→ What you will do
Where the word "تؤثر" occurs in a line of the data, return the whole line.

+-------+

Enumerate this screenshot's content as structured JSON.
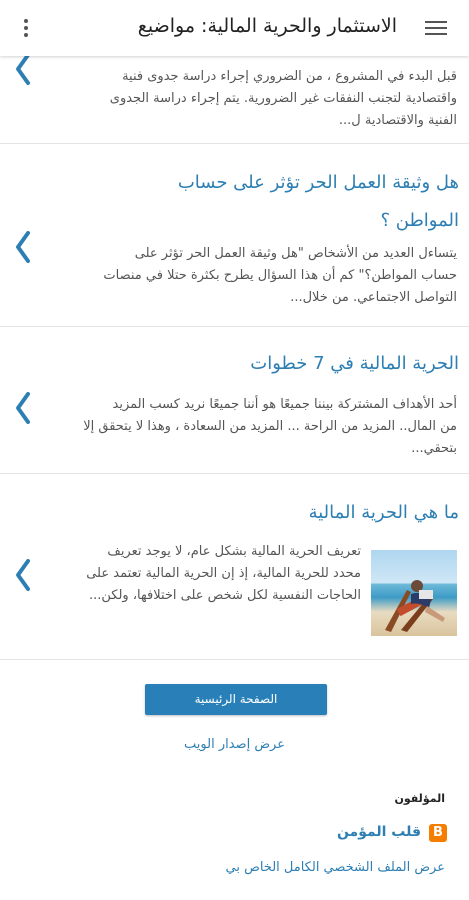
{
  "appbar": {
    "title": "الاستثمار والحرية المالية: مواضيع",
    "menu_icon": "hamburger-menu-icon",
    "overflow_icon": "more-vert-icon"
  },
  "posts": [
    {
      "title": "",
      "snippet": [
        "قبل البدء في المشروع ، من الضروري إجراء دراسة جدوى فنية",
        "واقتصادية لتجنب النفقات غير الضرورية. يتم إجراء دراسة الجدوى",
        "الفنية والاقتصادية ل..."
      ]
    },
    {
      "title_lines": [
        "هل وثيقة العمل الحر تؤثر على حساب",
        "المواطن ؟"
      ],
      "snippet": [
        "يتساءل العديد من الأشخاص \"هل وثيقة العمل الحر تؤثر على",
        "حساب المواطن؟\" كم أن هذا السؤال يطرح بكثرة حتلا في منصات",
        "التواصل الاجتماعي. من خلال..."
      ]
    },
    {
      "title": "الحرية المالية في 7 خطوات",
      "snippet": [
        "أحد الأهداف المشتركة بيننا جميعًا هو أننا جميعًا نريد كسب المزيد",
        "من المال.. المزيد من الراحة ... المزيد من السعادة ، وهذا لا يتحقق إلا",
        "بتحقي..."
      ]
    },
    {
      "title": "ما هي الحرية المالية",
      "snippet": [
        "تعريف الحرية المالية بشكل عام، لا يوجد تعريف",
        "محدد للحرية المالية، إذ إن الحرية المالية تعتمد على",
        "الحاجات النفسية لكل شخص على اختلافها، ولكن..."
      ]
    }
  ],
  "footer": {
    "home_button": "الصفحة الرئيسية",
    "web_version": "عرض إصدار الويب",
    "authors_label": "المؤلفون",
    "blogger_icon_letter": "B",
    "author_name": "قلب المؤمن",
    "profile_link": "عرض الملف الشخصي الكامل الخاص بي"
  },
  "colors": {
    "link": "#2d7fb3",
    "button": "#2980b9",
    "blogger": "#f57d00"
  }
}
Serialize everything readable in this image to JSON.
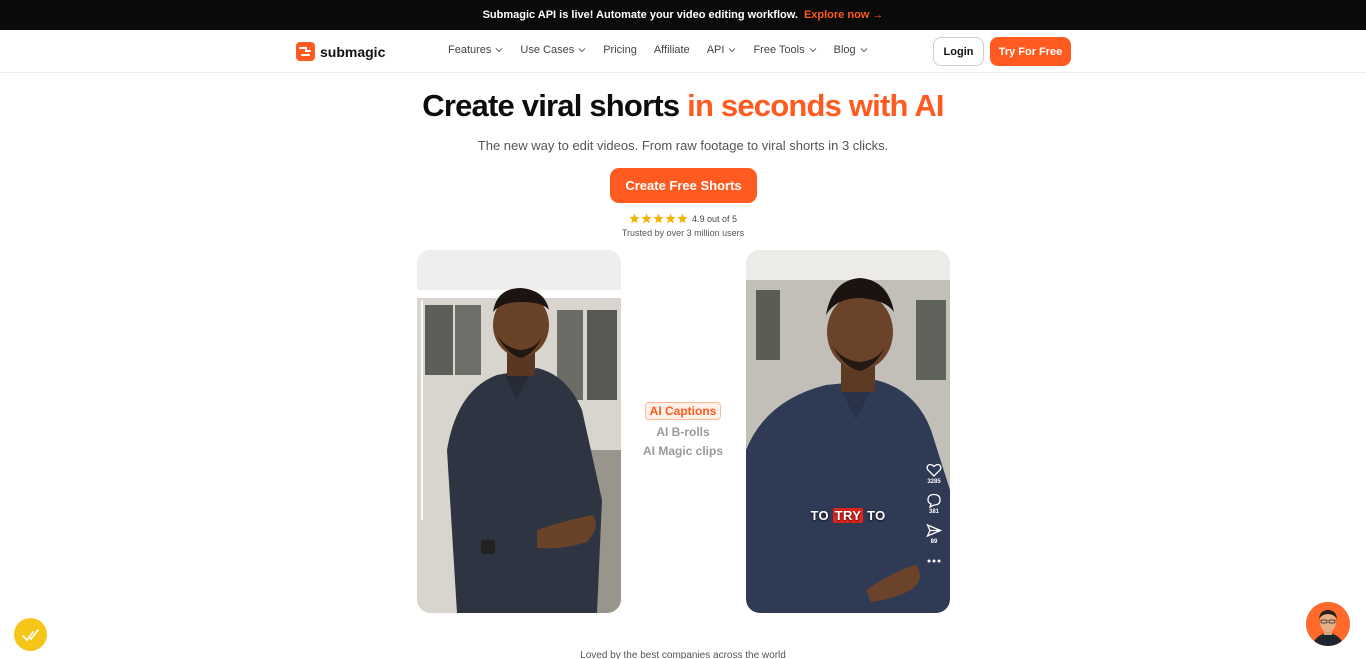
{
  "banner": {
    "text": "Submagic API is live! Automate your video editing workflow.",
    "link": "Explore now →"
  },
  "nav": {
    "logo": "submagic",
    "menu": [
      {
        "label": "Features",
        "dropdown": true
      },
      {
        "label": "Use Cases",
        "dropdown": true
      },
      {
        "label": "Pricing",
        "dropdown": false
      },
      {
        "label": "Affiliate",
        "dropdown": false
      },
      {
        "label": "API",
        "dropdown": true
      },
      {
        "label": "Free Tools",
        "dropdown": true
      },
      {
        "label": "Blog",
        "dropdown": true
      }
    ],
    "login": "Login",
    "try_free": "Try For Free"
  },
  "hero": {
    "title_main": "Create viral shorts ",
    "title_accent": "in seconds with AI",
    "subtitle": "The new way to edit videos. From raw footage to viral shorts in 3 clicks.",
    "cta": "Create Free Shorts",
    "rating_text": "4.9 out of 5",
    "rating_value": 4.9,
    "stars": 5,
    "trusted": "Trusted by over 3 million users"
  },
  "features": [
    "AI Captions",
    "AI B-rolls",
    "AI Magic clips"
  ],
  "preview": {
    "caption_before": "TO ",
    "caption_highlight": "TRY",
    "caption_after": " TO",
    "likes": "3285",
    "comments": "381",
    "shares": "89"
  },
  "footer": {
    "loved": "Loved by the best companies across the world"
  },
  "colors": {
    "accent": "#ff5a1f",
    "banner_bg": "#0a0a0a",
    "caption_highlight": "#e0241b"
  }
}
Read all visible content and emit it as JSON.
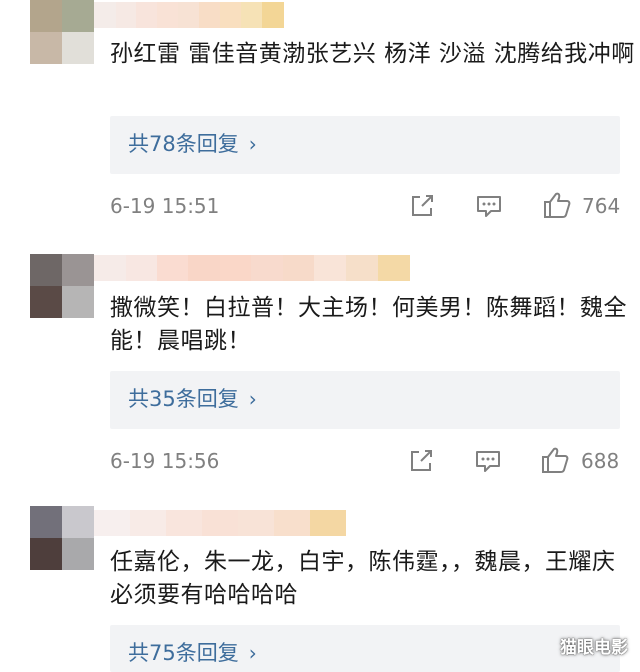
{
  "comments": [
    {
      "text": "孙红雷 雷佳音黄渤张艺兴 杨洋 沙溢 沈腾给我冲啊",
      "reply_label": "共78条回复",
      "time": "6-19 15:51",
      "likes": "764",
      "avatar_colors": [
        "#b3a58c",
        "#a6aa93",
        "#c8b8a7",
        "#e1dfd9"
      ],
      "name_colors": [
        "#f4ece9",
        "#f6e9e4",
        "#f8e4dc",
        "#f9e2d6",
        "#f7e2d4",
        "#f8ddc6",
        "#f9dfbf",
        "#f6e2b6",
        "#f3d696"
      ]
    },
    {
      "text": "撒微笑！白拉普！大主场！何美男！陈舞蹈！魏全能！晨唱跳！",
      "reply_label": "共35条回复",
      "time": "6-19 15:56",
      "likes": "688",
      "avatar_colors": [
        "#6e6766",
        "#9a9494",
        "#5a4a46",
        "#b6b5b5"
      ],
      "name_colors": [
        "#f6ebe8",
        "#f8e7e2",
        "#fadcd1",
        "#f9d6c7",
        "#fad7c8",
        "#f8dacd",
        "#f7dac9",
        "#f9e4d8",
        "#f6dfc9",
        "#f4d9a6"
      ]
    },
    {
      "text": "任嘉伦，朱一龙，白宇，陈伟霆，，魏晨，王耀庆必须要有哈哈哈哈",
      "reply_label": "共75条回复",
      "avatar_colors": [
        "#72707a",
        "#c9c8cd",
        "#4e3e3c",
        "#a9a9ab"
      ],
      "name_colors": [
        "#f7efee",
        "#f8ebe7",
        "#f9e5dd",
        "#f9e1d6",
        "#f8e3d7",
        "#f8dfcc",
        "#f4d7a3"
      ]
    }
  ],
  "icons": {
    "share": "share-icon",
    "comment": "comment-icon",
    "like": "thumbs-up-icon"
  },
  "colors": {
    "link": "#3e6d9c",
    "meta": "#808080",
    "reply_bg": "#f2f3f5"
  },
  "watermark": "猫眼电影"
}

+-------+

→ Written answer
        "هل وثيقة العمل الحر تؤثر على حساب",
        "يتساءل العديد من الأشخاص \"هل وثيقة العمل الحر تؤثر على",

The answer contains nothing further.